Solonin links Tangut, Ch'an, Helanshan, Sichuan, and Bao-tang Wu-zhu:

The origins of the Tangut Chan can be also traced deeper, than it was previously believed: information on Bao-tang Wu-zhu (保唐无住720~794) travels in North-Western China from the Notes on Transmitting the Dharma Treasure through Generations implies that at the period of 760's some sort of Buddhism was spread in the region of Helanshan, where the Tangut were already residing. Concerning the late 8th century Helanshan Buddhism, little can be said: the doctrines of the lu (律) school and the teaching of Sichuan Chan of Rev. Kim (金和尚) seem to be known there.

Some conflicting sources claim the Tangut religion is rooted in Confucianism.It is also true that the worship of Confucius existed in the Tangut State, but the level of veneration of the Master of Ten Thousand Generations was incomparable with the degree of popularity of various Buddhist cults. That also can be proven true by the extant Tangut literature, which is dominated by the Buddhist scriptures, while the so-called "secular literature", including Confucian Classics is hardly available in Tangut translations.

The Tangut state enforced strict laws pertaining to the teaching of religious beliefs and rigorously screened potential teachers. Before he was allowed to teach, a newcomer entering the state from Tibet or India first had to seek the approval of local authorities. Doctrines taught and methods used were carefully supervised to ensure there was no possibility that the Tangut people might misunderstand the teachings. Anyone found to be a fortune-teller or charlatan faced immediate persecution. Deeming it contrary to Buddhist ethical beliefs, the Tangut state strictly forbade religious teachers from accepting compensation or reward for their teaching services.

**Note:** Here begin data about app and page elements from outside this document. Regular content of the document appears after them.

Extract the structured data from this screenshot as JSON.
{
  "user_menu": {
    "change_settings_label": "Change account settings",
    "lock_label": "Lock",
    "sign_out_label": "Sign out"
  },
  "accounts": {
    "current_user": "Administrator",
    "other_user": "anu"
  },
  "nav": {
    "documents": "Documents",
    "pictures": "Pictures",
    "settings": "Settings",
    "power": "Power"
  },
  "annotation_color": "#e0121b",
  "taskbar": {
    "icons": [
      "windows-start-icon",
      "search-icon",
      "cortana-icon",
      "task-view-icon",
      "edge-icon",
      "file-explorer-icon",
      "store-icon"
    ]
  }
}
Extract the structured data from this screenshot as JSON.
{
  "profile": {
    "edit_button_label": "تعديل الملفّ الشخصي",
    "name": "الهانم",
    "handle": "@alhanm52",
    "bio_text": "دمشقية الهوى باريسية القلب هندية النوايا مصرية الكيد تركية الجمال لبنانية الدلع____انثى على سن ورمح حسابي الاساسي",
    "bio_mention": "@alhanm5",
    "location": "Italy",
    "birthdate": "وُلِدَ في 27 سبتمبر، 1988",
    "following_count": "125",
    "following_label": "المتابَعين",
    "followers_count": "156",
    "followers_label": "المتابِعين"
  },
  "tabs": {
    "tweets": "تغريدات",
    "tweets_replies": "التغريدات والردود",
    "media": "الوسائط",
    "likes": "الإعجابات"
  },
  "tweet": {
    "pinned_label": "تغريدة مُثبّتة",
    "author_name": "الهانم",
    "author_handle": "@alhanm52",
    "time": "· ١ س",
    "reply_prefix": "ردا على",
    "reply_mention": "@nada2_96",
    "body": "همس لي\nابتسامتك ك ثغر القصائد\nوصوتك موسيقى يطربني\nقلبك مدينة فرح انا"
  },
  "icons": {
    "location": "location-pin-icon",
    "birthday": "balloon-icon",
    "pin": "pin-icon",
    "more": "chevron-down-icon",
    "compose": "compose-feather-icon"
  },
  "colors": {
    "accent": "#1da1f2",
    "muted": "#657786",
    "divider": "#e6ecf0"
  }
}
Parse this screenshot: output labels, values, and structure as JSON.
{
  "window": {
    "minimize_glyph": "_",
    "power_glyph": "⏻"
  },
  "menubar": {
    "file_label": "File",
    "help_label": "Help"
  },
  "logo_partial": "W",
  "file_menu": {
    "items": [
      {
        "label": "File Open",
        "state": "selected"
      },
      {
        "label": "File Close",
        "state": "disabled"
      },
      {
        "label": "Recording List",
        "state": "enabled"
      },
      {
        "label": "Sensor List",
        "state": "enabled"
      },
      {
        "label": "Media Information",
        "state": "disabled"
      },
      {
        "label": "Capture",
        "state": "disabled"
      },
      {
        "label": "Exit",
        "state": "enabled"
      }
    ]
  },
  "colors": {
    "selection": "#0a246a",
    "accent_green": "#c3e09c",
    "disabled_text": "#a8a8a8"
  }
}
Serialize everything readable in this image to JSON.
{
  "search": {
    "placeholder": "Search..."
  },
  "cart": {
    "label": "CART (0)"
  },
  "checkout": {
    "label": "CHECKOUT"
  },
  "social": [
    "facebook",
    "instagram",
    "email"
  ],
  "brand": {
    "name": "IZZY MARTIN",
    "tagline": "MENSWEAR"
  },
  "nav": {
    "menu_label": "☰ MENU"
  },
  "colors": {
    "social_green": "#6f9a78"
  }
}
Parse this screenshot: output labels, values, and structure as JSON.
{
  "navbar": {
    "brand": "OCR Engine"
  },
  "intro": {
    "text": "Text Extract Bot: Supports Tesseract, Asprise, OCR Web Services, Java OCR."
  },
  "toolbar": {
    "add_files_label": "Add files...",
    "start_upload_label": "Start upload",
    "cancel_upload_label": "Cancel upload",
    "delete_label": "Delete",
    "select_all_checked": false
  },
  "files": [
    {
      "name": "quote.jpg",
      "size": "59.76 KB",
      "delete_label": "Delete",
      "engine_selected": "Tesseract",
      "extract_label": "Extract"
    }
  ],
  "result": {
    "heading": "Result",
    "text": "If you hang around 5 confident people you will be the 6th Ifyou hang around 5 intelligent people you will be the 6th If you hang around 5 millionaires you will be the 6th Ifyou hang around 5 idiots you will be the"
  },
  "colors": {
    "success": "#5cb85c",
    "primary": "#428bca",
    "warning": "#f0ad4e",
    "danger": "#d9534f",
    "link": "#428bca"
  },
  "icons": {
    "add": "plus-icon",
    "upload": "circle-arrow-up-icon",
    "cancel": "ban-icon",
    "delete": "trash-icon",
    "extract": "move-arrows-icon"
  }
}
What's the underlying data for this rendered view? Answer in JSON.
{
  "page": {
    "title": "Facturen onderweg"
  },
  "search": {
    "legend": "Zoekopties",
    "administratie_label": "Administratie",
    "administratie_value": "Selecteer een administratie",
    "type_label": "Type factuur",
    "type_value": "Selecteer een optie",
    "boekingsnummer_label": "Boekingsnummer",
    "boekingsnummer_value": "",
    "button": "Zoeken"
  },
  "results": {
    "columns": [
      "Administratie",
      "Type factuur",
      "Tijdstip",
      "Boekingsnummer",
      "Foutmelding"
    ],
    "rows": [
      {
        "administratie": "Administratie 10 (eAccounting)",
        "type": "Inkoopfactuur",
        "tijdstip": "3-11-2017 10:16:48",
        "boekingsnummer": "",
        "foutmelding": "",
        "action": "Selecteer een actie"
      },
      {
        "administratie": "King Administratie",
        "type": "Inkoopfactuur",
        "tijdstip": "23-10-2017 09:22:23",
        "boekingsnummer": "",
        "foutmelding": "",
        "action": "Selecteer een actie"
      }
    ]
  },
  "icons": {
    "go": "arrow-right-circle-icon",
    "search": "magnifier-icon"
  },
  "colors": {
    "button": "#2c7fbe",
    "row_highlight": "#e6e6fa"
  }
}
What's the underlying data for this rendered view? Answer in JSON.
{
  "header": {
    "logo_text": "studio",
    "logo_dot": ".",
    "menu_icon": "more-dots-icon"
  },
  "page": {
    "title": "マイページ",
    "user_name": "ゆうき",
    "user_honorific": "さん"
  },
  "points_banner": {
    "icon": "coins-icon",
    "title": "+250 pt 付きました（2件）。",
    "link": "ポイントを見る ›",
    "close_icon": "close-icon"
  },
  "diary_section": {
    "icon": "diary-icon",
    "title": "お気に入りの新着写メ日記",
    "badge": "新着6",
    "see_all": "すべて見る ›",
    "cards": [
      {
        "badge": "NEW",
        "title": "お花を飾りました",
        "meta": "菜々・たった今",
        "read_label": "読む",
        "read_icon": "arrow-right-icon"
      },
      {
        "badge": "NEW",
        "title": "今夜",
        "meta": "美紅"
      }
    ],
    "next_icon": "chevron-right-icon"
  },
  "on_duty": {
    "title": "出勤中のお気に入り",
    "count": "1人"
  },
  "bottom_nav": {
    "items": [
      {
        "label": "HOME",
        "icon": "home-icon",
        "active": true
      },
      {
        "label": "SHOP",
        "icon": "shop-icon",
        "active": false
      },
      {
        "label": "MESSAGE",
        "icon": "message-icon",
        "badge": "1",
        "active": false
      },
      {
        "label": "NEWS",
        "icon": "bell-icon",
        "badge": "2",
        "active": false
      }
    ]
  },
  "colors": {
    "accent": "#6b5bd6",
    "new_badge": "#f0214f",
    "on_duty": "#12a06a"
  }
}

Although the state did not support an official school of Buddhism, it did protect all religious sites and objects within the country's boundaries.

As in China, becoming a monk required government approval, and anyone found to have taken the vows of a monk without such government oversight faced severe punishment.

Remarkable for the time, women played a role in Tangut religious practices by serving as Buddhist nuns, a position that could only be held by a woman who had been widowed or who was an unmarried virgin.

Suchan traces the influence of the first several Karmapas upon the Yuan and Ming courts as well as the Tangut Western Xia Kingdom, and mentions Desum Khyenpa:

The first several Karmapas are distinguished by their important status at the Yuan and Ming courts of China where they served as the spiritual guides to princes and emperors. Their influence also extended to the court of the Tangut Xia Kingdom where a disciple of Dusum Khyenpa was given the title "Supreme Teacher" by a Tangut Xixia King..."

1 comment: